Affect or effect?

Most of the time, affect is a verb and effect is a noun. However, this is only a “most-of-the-time” guide, since affect can at times be a noun and effect can at times be a verb. But, instead of confusing the issue with exceptions that are rarely used, I’ll concentrate on the most common uses. Affect is almost always a verb meaning “to influence or change.” Use it this way: “Will this affect my performance review?” Effect is almost always a noun meaning “result.” Use it this way: “We need to address the effect of your behavior.”

Want to learn more? Consider my two writing seminars: Business Writing in Plain English and Goof-Proof Grammar.

Read all entries in The Written Word
Posted Tuesday, April 15, 2008 | Link to entry

Now in Toastmaster magazine

An article that you may have already seen here on my website, originally titled The Competitive Spirit, has been published in the April, 2008, issue of Toastmaster magazine (p.7). Now titled Don’t Wake Up Too Soon, the article explains that Toastmasters’ speech contests are not about titles or trophies. Instead, they are the fastest route to the greatest improvement. This article was one of nine on my Resources page available for reprint with my compliments. After the magazine has been circulated, I will re-post it on that page. But in the meantime, watch your mailbox for the April issue. Remember, you saw it here first.

Read all entries in In The News
Posted Monday, April 14, 2008 | Link to entry

Get paid like Bill Clinton?

In an article titled Be Like Bill Clinton--Make Big Money Giving Speeches, posted this morning on, I’m quoted twice, along with fellow professional speakers Tom Antion and NSA Vice President Philip van Hooser.

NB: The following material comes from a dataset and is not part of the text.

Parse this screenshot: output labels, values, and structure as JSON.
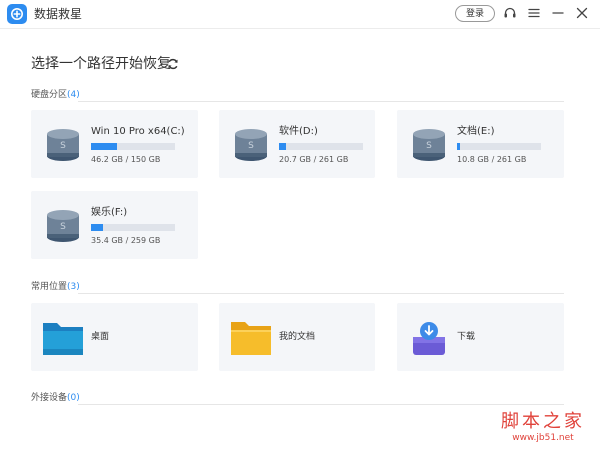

Though we can’t tell you how to make $52 million as President Clinton did since 2000, we do provide insights into how you can make money as a professional speaker. 

Read all entries in In The News
Posted Tuesday, April 08, 2008 | Link to entry

Can it be “truly unique”?

A blog-azine subscriber, Jerry Dunn, politely and correctly called to my attention a usage error I had posted in my entry that is now titled “Now, this is unique.” Originally, the item was titled “Now, this is truly unique.” (Don’t look for the mistake--I’ve already corrected it.) Jerry wrote ”unique can’t be modified--it’s either unique or it isn’t.” He further explained, “so-called ‘incomparables’ are words that express absolutes and therefore can’t be used with comparatives (such as more) and superlatives (such as most).” Jerry added, “other examples of absolutes are eternal, equal, and fatal.” He’s absolutely right, and I wish I had caught it, except for the fact that my error gave me another teaching point. Jerry is the author of The National Geographic Traveler: San Francisco. I can’t say it’s truly unique...but I bet it’s worth a look.

Read all entries in The Written Word
Posted Friday, April 04, 2008 | Link to entry